* _Directions_
Please give the number of lines in the entries below that hold "title", with no other words.

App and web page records

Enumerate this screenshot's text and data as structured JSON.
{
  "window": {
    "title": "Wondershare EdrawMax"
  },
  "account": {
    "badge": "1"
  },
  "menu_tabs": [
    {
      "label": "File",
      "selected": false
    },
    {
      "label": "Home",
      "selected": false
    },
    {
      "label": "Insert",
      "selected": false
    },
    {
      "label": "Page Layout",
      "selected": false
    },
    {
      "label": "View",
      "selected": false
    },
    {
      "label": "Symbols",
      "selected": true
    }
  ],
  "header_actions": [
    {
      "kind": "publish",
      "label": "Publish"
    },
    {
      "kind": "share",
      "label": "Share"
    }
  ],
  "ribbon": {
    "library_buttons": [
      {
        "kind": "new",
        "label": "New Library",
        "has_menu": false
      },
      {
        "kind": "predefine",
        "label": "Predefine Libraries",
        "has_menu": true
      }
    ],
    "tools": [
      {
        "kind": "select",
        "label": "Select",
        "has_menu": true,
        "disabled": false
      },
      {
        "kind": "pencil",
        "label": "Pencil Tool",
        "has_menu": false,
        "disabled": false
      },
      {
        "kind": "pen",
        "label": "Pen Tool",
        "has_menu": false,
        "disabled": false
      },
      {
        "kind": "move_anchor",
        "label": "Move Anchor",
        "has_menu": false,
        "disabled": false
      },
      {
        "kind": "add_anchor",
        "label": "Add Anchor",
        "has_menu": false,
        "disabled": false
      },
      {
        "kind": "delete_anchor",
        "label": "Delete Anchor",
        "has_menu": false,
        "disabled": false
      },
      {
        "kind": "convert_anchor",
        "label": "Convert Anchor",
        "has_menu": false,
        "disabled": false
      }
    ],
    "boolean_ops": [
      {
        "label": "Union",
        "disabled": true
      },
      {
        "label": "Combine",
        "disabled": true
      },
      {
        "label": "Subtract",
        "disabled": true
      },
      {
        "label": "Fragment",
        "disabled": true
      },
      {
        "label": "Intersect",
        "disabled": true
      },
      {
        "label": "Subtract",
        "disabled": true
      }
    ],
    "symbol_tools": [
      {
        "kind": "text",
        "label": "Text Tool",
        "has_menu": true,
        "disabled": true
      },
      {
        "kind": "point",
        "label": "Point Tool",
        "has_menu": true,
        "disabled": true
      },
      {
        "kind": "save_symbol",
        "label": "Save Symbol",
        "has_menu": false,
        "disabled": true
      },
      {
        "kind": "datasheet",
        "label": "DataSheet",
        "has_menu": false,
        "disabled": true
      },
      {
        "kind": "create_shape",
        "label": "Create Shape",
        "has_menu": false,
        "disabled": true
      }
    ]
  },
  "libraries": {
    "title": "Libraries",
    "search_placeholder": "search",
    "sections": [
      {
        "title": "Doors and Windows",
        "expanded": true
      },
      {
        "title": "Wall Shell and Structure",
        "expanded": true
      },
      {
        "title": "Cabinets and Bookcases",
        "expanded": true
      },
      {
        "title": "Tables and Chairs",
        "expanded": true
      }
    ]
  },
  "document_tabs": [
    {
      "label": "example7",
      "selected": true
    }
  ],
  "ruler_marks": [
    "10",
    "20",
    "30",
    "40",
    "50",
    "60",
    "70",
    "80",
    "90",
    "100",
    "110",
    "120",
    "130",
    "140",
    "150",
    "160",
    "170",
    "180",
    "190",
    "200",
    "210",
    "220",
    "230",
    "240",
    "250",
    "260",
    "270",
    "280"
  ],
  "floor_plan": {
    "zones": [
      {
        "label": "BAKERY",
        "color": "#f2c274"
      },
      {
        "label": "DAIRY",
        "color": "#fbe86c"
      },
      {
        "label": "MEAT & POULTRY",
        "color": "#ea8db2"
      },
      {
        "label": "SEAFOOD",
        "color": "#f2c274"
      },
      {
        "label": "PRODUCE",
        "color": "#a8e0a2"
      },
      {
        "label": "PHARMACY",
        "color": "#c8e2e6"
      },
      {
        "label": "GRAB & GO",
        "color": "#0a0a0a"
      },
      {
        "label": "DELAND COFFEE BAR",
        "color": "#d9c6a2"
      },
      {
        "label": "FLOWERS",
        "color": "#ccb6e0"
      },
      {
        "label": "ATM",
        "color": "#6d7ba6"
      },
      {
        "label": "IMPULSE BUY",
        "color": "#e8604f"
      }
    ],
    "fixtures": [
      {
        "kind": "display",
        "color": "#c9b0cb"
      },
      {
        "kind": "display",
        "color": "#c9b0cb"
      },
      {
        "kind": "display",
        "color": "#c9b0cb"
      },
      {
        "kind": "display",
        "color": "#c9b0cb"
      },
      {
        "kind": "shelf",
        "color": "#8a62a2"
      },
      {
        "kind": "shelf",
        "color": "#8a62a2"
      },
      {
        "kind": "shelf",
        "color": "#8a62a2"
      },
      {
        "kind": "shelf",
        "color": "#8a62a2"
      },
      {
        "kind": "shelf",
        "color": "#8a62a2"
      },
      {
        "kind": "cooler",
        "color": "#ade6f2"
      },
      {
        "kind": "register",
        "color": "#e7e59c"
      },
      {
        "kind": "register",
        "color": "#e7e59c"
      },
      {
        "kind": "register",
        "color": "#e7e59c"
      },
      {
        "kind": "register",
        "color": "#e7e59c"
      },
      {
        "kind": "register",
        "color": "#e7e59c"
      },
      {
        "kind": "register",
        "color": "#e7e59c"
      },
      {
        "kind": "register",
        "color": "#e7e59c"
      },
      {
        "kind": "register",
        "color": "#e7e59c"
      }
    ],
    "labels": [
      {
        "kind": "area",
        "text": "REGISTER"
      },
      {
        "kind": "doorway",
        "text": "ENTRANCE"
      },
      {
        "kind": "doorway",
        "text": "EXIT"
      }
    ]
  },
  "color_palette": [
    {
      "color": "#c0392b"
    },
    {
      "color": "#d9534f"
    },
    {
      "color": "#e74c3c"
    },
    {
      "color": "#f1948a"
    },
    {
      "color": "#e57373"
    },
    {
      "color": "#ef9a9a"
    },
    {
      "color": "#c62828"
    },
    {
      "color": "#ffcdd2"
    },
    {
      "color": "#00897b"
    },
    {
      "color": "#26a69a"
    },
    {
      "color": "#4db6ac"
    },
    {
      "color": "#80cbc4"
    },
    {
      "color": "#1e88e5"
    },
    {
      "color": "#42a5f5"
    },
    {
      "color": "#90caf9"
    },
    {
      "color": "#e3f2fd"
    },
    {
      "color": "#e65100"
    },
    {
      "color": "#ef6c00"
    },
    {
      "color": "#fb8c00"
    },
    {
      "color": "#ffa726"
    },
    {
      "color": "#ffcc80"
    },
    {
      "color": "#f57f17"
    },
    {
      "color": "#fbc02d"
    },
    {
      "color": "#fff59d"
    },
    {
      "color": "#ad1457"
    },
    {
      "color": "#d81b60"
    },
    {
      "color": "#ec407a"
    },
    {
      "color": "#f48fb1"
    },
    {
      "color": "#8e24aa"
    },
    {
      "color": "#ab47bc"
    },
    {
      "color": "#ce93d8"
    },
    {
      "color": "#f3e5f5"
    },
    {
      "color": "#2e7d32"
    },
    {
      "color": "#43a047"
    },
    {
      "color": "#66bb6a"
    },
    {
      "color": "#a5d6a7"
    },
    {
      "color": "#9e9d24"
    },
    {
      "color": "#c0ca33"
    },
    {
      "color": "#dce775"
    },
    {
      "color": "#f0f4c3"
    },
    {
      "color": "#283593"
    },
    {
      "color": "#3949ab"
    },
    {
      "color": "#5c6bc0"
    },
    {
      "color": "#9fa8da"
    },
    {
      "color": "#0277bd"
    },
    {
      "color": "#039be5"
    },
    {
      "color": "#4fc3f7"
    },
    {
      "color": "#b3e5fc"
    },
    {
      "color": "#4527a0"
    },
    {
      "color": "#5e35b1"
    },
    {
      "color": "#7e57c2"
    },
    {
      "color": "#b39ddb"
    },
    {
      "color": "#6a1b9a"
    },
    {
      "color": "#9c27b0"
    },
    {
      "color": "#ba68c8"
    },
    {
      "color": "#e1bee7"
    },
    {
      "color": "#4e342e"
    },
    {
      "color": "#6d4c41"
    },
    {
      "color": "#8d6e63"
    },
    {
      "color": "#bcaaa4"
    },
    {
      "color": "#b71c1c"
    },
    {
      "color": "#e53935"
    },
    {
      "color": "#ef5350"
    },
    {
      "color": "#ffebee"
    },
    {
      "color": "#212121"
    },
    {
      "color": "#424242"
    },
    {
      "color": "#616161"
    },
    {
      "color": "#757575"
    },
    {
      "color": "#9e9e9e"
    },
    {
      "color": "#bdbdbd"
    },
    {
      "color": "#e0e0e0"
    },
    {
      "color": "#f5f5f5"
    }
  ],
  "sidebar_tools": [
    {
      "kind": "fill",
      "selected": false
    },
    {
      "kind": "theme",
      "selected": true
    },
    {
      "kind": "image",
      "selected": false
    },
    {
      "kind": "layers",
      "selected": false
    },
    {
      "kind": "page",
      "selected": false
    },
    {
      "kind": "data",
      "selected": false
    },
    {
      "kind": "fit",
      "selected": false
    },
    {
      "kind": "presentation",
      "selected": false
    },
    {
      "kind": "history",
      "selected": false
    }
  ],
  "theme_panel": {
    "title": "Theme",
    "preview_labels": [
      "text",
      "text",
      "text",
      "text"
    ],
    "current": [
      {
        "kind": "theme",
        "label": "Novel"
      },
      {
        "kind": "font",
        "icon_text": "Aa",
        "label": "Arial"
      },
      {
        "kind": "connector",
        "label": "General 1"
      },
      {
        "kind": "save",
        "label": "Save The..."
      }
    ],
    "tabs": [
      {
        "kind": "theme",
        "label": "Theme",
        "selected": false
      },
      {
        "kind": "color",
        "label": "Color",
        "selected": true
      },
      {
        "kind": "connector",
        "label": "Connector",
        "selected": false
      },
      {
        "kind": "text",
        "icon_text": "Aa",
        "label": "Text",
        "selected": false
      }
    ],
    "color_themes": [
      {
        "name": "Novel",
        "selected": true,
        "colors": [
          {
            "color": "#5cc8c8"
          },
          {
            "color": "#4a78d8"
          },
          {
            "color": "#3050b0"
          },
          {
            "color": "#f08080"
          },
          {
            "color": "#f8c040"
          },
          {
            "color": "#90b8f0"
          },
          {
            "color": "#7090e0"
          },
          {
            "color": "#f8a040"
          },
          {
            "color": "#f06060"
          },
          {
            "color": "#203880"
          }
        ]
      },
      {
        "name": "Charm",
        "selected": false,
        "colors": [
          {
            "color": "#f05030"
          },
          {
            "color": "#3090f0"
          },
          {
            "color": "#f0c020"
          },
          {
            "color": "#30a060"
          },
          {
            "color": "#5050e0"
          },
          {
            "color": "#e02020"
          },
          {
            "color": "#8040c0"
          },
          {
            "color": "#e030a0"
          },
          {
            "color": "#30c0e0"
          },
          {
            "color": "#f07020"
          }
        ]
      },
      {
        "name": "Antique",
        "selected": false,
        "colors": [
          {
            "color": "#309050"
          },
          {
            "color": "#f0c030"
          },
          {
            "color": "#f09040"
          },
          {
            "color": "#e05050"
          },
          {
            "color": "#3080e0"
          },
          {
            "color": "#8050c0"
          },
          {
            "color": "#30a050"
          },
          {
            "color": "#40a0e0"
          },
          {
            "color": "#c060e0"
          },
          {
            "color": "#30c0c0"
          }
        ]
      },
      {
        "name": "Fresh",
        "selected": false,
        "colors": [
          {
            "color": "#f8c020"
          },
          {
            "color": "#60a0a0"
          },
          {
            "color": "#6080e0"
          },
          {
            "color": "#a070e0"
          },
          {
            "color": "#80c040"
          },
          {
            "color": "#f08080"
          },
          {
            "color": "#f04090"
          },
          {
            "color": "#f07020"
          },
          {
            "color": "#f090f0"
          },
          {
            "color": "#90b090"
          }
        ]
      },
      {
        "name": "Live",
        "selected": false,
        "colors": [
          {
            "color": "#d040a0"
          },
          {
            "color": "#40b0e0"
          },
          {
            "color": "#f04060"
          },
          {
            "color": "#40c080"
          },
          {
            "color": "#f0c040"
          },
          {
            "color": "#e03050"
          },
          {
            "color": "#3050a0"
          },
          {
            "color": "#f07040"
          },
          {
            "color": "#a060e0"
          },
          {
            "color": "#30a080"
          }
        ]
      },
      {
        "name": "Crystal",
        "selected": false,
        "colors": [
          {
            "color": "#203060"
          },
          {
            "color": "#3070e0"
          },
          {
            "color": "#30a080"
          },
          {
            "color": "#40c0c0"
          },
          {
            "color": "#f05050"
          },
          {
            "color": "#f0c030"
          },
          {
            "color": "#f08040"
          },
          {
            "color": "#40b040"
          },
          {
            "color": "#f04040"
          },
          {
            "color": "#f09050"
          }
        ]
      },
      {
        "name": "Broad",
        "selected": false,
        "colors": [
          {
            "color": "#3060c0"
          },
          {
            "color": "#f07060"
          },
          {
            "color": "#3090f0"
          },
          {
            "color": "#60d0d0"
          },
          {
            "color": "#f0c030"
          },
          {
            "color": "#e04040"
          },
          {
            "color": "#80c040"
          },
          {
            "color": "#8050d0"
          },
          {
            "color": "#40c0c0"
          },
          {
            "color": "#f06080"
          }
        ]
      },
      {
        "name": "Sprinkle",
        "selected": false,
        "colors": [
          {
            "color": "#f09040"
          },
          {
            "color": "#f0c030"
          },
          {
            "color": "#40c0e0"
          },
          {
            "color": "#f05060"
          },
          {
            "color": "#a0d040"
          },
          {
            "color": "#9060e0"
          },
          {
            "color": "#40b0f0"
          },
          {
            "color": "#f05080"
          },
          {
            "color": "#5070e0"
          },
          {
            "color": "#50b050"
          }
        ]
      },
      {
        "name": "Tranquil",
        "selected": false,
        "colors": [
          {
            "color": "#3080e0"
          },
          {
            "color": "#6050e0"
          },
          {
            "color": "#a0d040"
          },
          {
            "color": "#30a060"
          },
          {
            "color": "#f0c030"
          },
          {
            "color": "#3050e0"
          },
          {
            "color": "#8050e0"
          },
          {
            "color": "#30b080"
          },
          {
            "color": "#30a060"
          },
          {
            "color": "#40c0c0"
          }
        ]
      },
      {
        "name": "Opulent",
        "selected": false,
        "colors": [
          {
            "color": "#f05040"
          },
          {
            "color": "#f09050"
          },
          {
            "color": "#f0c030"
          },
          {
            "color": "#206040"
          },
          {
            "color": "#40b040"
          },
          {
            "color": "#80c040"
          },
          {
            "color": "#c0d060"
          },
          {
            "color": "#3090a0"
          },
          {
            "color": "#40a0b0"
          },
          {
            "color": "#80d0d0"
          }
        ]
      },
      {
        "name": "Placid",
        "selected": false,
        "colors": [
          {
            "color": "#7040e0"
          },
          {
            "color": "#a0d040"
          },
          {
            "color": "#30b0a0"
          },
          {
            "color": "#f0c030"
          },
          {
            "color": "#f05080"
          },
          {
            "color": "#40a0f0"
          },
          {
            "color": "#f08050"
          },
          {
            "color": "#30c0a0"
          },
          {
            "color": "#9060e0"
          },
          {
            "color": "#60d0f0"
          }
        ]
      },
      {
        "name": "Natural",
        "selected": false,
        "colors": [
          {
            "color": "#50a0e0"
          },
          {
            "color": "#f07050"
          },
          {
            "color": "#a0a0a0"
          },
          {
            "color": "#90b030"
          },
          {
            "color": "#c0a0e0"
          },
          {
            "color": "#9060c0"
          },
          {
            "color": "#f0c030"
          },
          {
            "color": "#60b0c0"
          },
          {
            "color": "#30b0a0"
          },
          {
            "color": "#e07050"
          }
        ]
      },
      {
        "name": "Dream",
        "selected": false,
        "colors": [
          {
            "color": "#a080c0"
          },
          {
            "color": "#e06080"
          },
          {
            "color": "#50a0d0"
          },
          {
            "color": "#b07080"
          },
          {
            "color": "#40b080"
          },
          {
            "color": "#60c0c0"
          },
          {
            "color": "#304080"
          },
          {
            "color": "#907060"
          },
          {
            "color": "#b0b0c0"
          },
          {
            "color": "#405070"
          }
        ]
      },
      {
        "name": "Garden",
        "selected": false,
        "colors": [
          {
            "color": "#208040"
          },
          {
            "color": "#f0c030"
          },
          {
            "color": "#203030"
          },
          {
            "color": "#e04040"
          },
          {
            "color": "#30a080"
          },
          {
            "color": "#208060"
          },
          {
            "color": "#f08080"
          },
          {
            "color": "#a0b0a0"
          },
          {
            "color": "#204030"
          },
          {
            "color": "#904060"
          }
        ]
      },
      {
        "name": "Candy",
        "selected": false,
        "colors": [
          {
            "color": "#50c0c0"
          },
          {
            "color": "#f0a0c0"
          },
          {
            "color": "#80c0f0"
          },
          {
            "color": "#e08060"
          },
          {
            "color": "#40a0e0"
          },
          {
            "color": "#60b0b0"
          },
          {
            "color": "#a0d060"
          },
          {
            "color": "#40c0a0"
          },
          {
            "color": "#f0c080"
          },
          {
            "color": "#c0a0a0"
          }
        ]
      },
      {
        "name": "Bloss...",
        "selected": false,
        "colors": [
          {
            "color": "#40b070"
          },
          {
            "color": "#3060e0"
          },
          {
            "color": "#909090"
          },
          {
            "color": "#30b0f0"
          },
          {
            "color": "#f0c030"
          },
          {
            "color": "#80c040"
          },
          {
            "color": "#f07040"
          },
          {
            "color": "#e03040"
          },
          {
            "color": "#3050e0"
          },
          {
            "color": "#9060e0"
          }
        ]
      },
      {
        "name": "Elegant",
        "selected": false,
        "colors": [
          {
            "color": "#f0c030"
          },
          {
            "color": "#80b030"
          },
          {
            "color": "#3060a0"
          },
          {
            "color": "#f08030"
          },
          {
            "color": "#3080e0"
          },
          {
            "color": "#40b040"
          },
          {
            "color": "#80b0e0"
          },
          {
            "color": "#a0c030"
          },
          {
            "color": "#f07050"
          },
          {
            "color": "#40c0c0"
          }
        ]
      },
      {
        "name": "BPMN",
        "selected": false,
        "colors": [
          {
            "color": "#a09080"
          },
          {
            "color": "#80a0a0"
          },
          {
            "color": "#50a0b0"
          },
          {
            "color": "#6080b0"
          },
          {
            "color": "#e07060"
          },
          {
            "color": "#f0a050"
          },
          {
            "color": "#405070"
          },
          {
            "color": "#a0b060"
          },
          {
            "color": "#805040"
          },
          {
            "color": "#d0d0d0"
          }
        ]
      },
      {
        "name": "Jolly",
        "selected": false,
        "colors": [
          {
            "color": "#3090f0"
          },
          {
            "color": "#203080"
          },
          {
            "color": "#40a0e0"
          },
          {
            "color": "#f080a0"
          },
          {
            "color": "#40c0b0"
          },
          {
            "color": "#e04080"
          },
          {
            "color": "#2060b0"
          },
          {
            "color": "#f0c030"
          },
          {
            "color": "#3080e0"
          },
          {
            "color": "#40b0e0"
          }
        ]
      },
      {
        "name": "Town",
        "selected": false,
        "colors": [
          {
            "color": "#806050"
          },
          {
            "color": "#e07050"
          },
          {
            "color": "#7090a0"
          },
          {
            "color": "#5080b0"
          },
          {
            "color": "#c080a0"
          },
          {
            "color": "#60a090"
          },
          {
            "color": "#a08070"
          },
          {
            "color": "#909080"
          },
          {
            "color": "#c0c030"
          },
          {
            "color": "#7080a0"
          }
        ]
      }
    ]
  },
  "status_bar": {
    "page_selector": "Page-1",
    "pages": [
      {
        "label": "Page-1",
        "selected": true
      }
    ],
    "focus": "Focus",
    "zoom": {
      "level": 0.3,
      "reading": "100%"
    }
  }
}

* _Result of the task_
7